Despite clear frustrations of some justices, the Florida Supreme Court on Thursday declined to invalidate Gov. Rick Scott’s veto of $37.4 million that lawmakers approved to compensate homeowners whose healthy citrus trees were cut down by the state more than a decade ago.
A decade ago this figure might have been unimaginable: $6,048,000.
That’s how much money the Halifax Hospital District plans to collect in property taxes next fiscal year. That’s an 88 percent drop since 2007, when tax revenues climbed to a peak of $52 million.
Board members agreed to cut the current tax rate in half this week at their bi-monthly meeting, pushing the organization closer to a goal set more than 10 years ago of collecting zero property taxes.
The final forecast of the 2016-2017 season for Florida’s struggling citrus industry shows the orange crop falling 16 percent from the previous season — which, itself, had been at a five-decades low.
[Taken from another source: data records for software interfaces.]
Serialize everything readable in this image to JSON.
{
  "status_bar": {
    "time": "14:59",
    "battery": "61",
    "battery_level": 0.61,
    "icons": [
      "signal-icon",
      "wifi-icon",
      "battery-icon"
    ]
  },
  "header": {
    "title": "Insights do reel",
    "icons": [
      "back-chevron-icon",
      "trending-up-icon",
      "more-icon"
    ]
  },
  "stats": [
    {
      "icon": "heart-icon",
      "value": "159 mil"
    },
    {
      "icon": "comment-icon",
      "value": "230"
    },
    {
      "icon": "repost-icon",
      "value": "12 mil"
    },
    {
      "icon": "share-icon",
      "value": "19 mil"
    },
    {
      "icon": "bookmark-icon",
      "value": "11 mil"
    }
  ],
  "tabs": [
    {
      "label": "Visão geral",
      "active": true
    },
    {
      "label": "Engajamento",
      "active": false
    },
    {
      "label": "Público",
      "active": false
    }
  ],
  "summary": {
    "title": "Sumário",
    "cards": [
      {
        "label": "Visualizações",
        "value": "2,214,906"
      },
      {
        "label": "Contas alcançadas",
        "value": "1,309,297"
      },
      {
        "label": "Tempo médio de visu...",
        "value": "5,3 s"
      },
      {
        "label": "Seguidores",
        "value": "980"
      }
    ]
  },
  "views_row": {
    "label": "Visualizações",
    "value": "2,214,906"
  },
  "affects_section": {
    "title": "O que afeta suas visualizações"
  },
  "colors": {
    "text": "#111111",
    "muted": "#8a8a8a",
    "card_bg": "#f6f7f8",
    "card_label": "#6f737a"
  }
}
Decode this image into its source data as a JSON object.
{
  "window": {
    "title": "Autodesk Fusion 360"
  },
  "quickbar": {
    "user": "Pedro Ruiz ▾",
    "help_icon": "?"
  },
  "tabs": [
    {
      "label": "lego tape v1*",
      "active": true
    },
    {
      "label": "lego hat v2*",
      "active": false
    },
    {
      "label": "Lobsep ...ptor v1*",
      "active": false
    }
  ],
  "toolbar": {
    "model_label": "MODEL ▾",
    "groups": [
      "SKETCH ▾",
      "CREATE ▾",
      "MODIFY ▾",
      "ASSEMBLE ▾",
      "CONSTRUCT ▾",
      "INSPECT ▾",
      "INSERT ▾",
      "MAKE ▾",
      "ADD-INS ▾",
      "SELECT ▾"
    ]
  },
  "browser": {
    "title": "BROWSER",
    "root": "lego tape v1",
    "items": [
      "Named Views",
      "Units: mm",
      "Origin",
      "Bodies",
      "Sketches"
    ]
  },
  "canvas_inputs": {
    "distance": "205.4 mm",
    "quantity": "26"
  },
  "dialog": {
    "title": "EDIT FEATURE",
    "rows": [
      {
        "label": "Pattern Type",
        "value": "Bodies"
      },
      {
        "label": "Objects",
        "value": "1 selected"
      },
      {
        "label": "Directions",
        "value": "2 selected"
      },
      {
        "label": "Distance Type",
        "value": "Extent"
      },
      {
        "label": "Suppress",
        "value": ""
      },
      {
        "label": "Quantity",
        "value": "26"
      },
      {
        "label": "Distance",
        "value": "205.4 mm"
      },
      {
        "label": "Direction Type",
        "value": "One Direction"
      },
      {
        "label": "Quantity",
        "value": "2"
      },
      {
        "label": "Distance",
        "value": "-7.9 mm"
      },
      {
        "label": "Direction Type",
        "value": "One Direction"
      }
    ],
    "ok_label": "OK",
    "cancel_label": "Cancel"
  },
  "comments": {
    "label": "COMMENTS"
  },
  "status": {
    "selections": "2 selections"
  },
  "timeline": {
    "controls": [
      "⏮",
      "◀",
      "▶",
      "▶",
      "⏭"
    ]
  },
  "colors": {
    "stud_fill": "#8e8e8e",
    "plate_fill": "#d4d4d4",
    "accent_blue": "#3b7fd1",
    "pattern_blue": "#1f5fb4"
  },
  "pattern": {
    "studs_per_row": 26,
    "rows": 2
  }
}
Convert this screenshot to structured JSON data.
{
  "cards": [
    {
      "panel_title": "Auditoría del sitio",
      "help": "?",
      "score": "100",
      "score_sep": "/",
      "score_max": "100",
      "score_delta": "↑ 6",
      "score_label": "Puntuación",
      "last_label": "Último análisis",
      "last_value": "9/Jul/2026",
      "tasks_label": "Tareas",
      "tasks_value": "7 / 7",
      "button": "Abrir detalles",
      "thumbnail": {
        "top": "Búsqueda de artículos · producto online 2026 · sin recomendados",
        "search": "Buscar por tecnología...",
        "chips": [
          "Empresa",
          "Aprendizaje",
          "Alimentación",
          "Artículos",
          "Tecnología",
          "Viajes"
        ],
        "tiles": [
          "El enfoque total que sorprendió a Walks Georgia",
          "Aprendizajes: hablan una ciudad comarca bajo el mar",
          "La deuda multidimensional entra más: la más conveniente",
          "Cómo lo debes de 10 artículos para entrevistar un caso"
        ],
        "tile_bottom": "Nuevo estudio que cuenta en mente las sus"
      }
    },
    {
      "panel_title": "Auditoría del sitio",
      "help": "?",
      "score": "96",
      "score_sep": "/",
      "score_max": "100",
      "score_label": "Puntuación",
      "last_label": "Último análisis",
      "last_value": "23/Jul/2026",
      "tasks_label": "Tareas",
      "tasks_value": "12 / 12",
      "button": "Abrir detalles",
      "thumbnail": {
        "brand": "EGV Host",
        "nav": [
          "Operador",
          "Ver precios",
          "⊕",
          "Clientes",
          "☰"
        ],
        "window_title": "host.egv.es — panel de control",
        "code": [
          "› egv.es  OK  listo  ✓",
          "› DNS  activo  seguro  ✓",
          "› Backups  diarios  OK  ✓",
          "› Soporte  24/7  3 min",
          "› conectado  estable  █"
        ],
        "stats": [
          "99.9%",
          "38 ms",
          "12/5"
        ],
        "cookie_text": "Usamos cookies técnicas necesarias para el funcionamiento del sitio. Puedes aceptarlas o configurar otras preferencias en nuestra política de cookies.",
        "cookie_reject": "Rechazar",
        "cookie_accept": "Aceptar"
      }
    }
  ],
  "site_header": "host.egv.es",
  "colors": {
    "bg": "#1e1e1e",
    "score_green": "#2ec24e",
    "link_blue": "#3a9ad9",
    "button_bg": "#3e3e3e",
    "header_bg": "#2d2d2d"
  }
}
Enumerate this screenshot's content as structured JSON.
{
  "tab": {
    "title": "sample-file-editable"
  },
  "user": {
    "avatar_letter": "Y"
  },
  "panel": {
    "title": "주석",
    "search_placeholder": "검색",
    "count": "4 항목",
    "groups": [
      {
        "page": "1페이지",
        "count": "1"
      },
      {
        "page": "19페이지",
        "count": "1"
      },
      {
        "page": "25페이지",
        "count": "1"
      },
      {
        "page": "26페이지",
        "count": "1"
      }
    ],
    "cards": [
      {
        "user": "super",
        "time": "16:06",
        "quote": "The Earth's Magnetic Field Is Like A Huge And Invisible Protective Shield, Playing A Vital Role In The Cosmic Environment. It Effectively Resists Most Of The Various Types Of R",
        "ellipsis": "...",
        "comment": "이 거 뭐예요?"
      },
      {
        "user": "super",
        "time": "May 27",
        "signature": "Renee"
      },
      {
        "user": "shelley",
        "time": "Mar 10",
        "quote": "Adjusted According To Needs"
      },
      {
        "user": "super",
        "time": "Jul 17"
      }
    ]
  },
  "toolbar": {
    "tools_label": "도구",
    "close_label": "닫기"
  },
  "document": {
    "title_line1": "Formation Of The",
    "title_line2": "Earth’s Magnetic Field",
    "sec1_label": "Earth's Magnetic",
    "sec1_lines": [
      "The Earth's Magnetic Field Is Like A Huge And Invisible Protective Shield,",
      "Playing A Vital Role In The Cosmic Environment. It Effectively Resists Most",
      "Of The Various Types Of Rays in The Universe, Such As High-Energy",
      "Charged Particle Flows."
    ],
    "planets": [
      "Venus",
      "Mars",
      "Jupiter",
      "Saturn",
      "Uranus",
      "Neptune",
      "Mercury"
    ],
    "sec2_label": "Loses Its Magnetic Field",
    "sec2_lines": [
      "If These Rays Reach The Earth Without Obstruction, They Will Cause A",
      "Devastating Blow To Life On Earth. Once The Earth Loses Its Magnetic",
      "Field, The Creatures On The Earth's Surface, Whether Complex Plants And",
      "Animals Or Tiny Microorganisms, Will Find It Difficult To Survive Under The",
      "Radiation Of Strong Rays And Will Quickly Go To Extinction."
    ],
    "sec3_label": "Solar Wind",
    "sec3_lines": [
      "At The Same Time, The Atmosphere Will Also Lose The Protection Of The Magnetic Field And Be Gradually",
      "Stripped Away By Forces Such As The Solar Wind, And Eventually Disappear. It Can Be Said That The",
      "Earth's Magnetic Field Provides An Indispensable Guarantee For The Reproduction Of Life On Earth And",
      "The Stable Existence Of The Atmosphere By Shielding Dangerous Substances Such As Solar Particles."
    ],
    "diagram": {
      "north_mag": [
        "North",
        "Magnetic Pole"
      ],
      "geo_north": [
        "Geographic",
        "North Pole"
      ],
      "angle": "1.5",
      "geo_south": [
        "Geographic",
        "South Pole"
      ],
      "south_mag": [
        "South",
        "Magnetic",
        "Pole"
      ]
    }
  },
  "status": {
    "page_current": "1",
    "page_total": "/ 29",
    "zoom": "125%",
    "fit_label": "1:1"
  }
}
And after a season of severe drought, combined with the continued fight against a deadly citrus disease and the expansion of residential development, the news wasn’t any better for grapefruit farming, where production dropped 28 percent from the prior year.